The Center was founded on the belief that to improve healthcare quality, there must be systems and standards for meaningful patient-provider interaction. These changes must be fought for by both patients and the healthcare system itself.
Martha “Meg” Gaines, a law professor at the University of Wisconsin-Madison, transformed her own experience as a cancer survivor into a model for consumer-centered patient advocacy. She quickly recognized the educational potential for this type of advocacy—a vision of patients getting help and future medical professionals providing the help they need. Working with colleagues from the schools of medicine, nursing, and public administration, Meg founded the Center for Patient Partnerships in 2000 to make this vision a reality.
Our logo depicts a sailboat. We see advocacy as the vessel and the patient as its captain. As patients, we would never dream of leaving the shore without a first-rate crew. Usually, at the helm, the seas are steady and days pass uneventfully. However, diagnosis troubles the waters. Dangerous seas loom as we face a long and billowy journey through a confusing system. We need the help of our crew to reach safe shores. When we can no longer steer, we turn over the helm. We hit the deck to help the crew or go below to seek shelter from the storm.

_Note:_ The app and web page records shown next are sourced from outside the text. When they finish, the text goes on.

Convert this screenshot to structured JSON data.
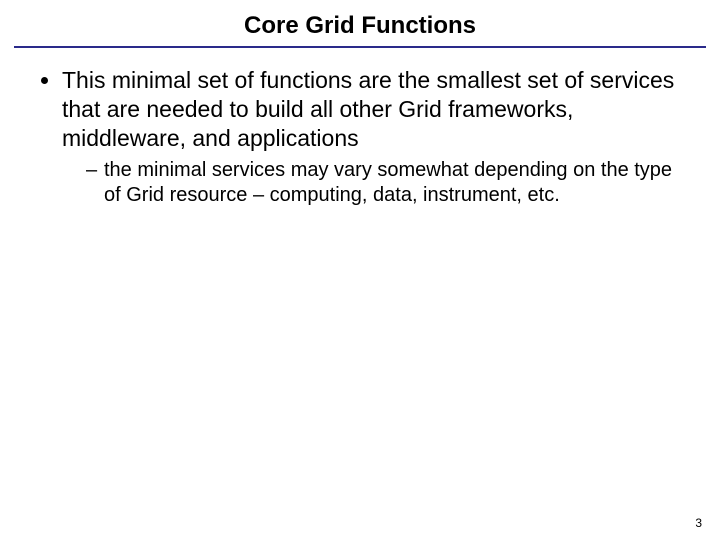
{
  "slide": {
    "title": "Core Grid Functions",
    "bullets": [
      {
        "text": "This minimal set of functions are the smallest set of services that are needed to build all other Grid frameworks, middleware, and applications",
        "sub": [
          "the minimal services may vary somewhat depending on the type of Grid resource – computing, data, instrument, etc."
        ]
      }
    ],
    "page_number": "3"
  }
}
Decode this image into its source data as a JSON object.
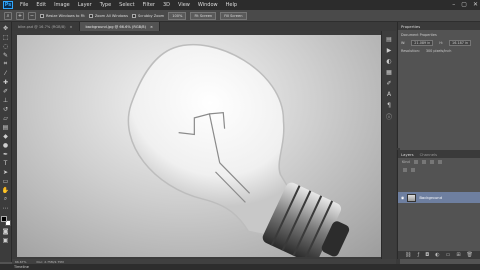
{
  "app": {
    "logo": "Ps"
  },
  "menu": [
    "File",
    "Edit",
    "Image",
    "Layer",
    "Type",
    "Select",
    "Filter",
    "3D",
    "View",
    "Window",
    "Help"
  ],
  "window_controls": [
    "–",
    "▢",
    "✕"
  ],
  "options": {
    "resize_windows": "Resize Windows to Fit",
    "zoom_all": "Zoom All Windows",
    "scrubby_zoom": "Scrubby Zoom",
    "zoom_percent": "100%",
    "fit_screen": "Fit Screen",
    "fill_screen": "Fill Screen"
  },
  "tabs": [
    {
      "label": "bike.psd @ 16.7% (RGB/8)"
    },
    {
      "label": "background.jpg @ 66.6% (RGB/8)"
    }
  ],
  "status": {
    "zoom": "66.67%",
    "doc": "Doc: 2.75M/2.75M"
  },
  "timeline": {
    "label": "Timeline"
  },
  "properties": {
    "tabs": [
      "Properties"
    ],
    "title": "Document Properties",
    "w_label": "W:",
    "w_value": "21.089 in",
    "h_label": "H:",
    "h_value": "16.187 in",
    "res_label": "Resolution:",
    "res_value": "300 pixels/inch"
  },
  "layers": {
    "tabs": [
      "Layers",
      "Channels"
    ],
    "kind": "Kind",
    "layer_name": "Background"
  },
  "colors": {
    "accent": "#31a8ff",
    "selected_layer": "#6e7fa0"
  }
}
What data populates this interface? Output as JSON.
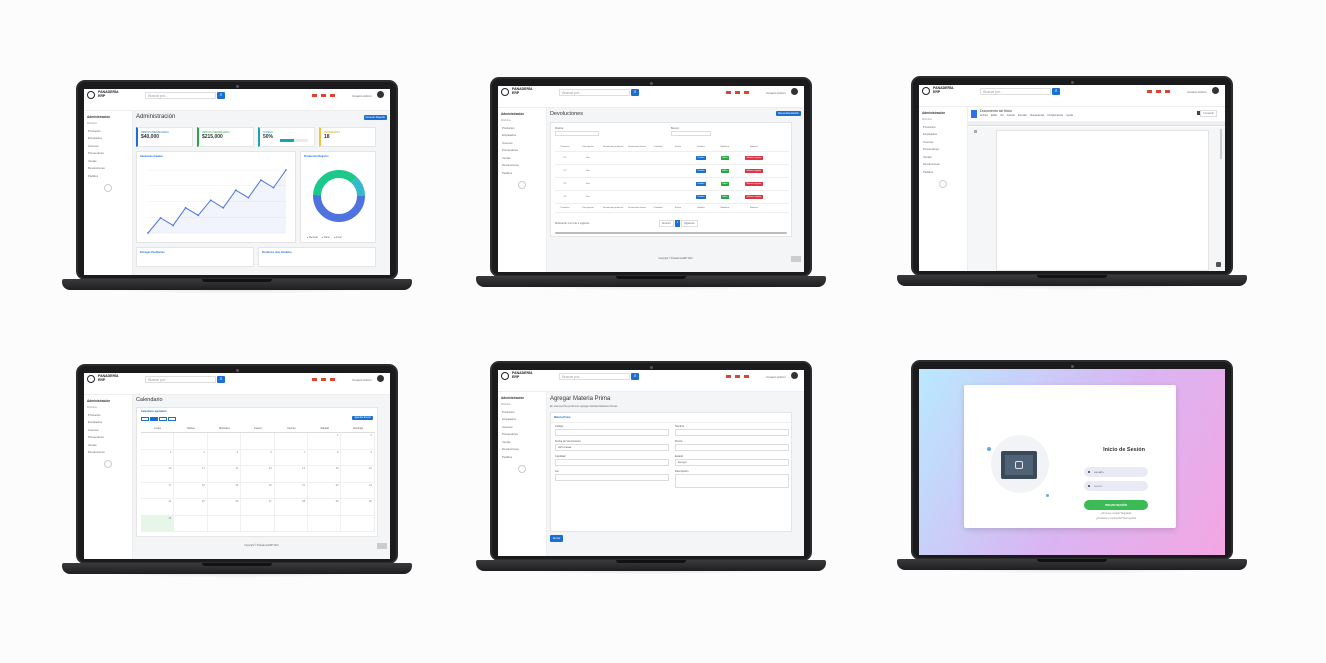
{
  "app": {
    "brand_line1": "PANADERÍA",
    "brand_line2": "ERP",
    "search_placeholder": "Buscar por...",
    "user_name": "Usuario Admin",
    "sidebar_admin": "Administración",
    "sidebar_section": "Módulos"
  },
  "sidebar_items": [
    "Productos",
    "Empleados",
    "Insumos",
    "Proveedores",
    "Ventas",
    "Devoluciones",
    "Pedidos"
  ],
  "screens": {
    "dashboard": {
      "title": "Administración",
      "report_button": "Generar Reporte",
      "stat_cards": [
        {
          "label": "VENTAS (MENSUALES)",
          "value": "$40,000",
          "color": "#1b6fd0"
        },
        {
          "label": "VENTAS (SEMANALES)",
          "value": "$215,000",
          "color": "#28a745"
        },
        {
          "label": "TAREAS",
          "value": "50%",
          "color": "#17a2b8"
        },
        {
          "label": "PENDIENTES",
          "value": "18",
          "color": "#f6c23e"
        }
      ],
      "chart_line_title": "Ganancias Anuales",
      "chart_pie_title": "Producción Registro",
      "line_chart_data": {
        "type": "line",
        "values": [
          0,
          12,
          6,
          20,
          14,
          26,
          20,
          34,
          28,
          42,
          36,
          50
        ]
      },
      "donut_legend": [
        "Mensual",
        "Diario",
        "Anual"
      ],
      "bottom_left": "Entregas Pendientes",
      "bottom_right": "Productos más Vendidos"
    },
    "devoluciones": {
      "title": "Devoluciones",
      "new_button": "Nueva Devolución",
      "show_label": "Mostrar",
      "search_label": "Buscar:",
      "headers": [
        "Producto",
        "Descripción",
        "Devolución producto",
        "Devolución cliente",
        "Cantidad",
        "Fecha",
        "Detalles",
        "Modificar",
        "Eliminar"
      ],
      "rows": [
        {
          "producto": "P1",
          "desc": "Pan"
        },
        {
          "producto": "P2",
          "desc": "Pan"
        },
        {
          "producto": "P3",
          "desc": "Pan"
        },
        {
          "producto": "P4",
          "desc": "Pan"
        }
      ],
      "btn_detail": "Detalles",
      "btn_edit": "Editar",
      "btn_delete": "Eliminar registro",
      "pagination_text": "Mostrando 1 al 4 de 4 registros",
      "prev": "Anterior",
      "page": "1",
      "next": "Siguiente",
      "footer": "Copyright © Panadería ERP 2021"
    },
    "documento": {
      "doc_title": "Documento sin título",
      "menu": [
        "Archivo",
        "Editar",
        "Ver",
        "Insertar",
        "Formato",
        "Herramientas",
        "Complementos",
        "Ayuda"
      ],
      "share": "Compartir"
    },
    "calendario": {
      "title": "Calendario",
      "subtitle": "Calendario agendado",
      "new_button": "Agendar Evento",
      "days": [
        "Lunes",
        "Martes",
        "Miércoles",
        "Jueves",
        "Viernes",
        "Sábado",
        "Domingo"
      ],
      "numbers": [
        "",
        "",
        "",
        "",
        "",
        "1",
        "2",
        "3",
        "4",
        "5",
        "6",
        "7",
        "8",
        "9",
        "10",
        "11",
        "12",
        "13",
        "14",
        "15",
        "16",
        "17",
        "18",
        "19",
        "20",
        "21",
        "22",
        "23",
        "24",
        "25",
        "26",
        "27",
        "28",
        "29",
        "30",
        "31",
        ""
      ],
      "footer": "Copyright © Panadería ERP 2021"
    },
    "materia": {
      "title": "Agregar Materia Prima",
      "subtitle": "En esta sección podremos agregar distintas Materias Primas",
      "card_title": "Materia Prima",
      "fields": [
        {
          "label": "Código",
          "value": ""
        },
        {
          "label": "Nombre",
          "value": ""
        },
        {
          "label": "Fecha de Vencimiento",
          "value": "dd/mm/aaaa"
        },
        {
          "label": "Precio",
          "value": ""
        },
        {
          "label": "Cantidad",
          "value": ""
        },
        {
          "label": "Estado",
          "value": "Escoger"
        },
        {
          "label": "Iva",
          "value": ""
        },
        {
          "label": "Descripción",
          "value": ""
        }
      ],
      "save": "Enviar"
    },
    "login": {
      "title": "Inicio de Sesión",
      "user_placeholder": "usuario",
      "pass_placeholder": "••••••••",
      "button": "INICIAR SESIÓN",
      "link1": "¿No tienes cuenta? Regístrate",
      "link2": "¿Olvidaste tu contraseña? Recuperarla"
    }
  }
}
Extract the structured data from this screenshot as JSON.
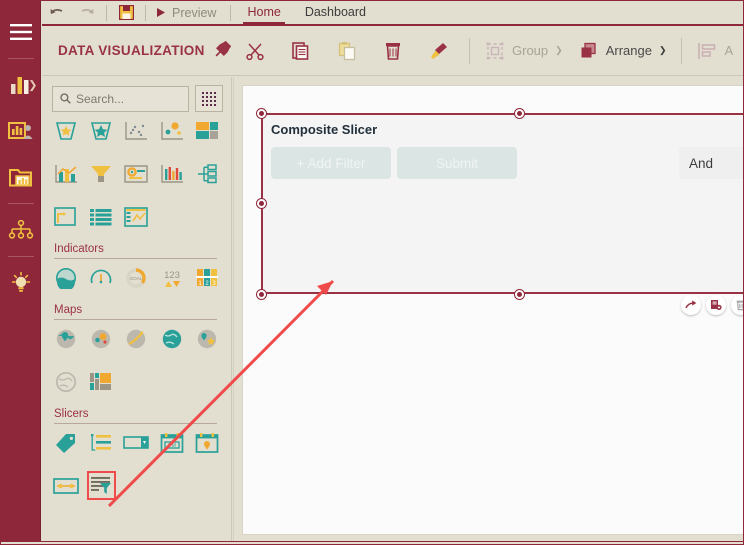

The patient is always the captain of this ship. No matter who is at the helm currently, at the end of the day, all decisions that affect our care are ours to make. We rely on the knowledge, expertise, and counsel of our crew in reaching those decisions. The Center for Patient Partnerships exists as a star chart, a compass. We help captains choose destinations, identify crews and plan routes for their healthcare journeys. As part of this process, the Center trains navigators, engineers and first mates for the 21st century.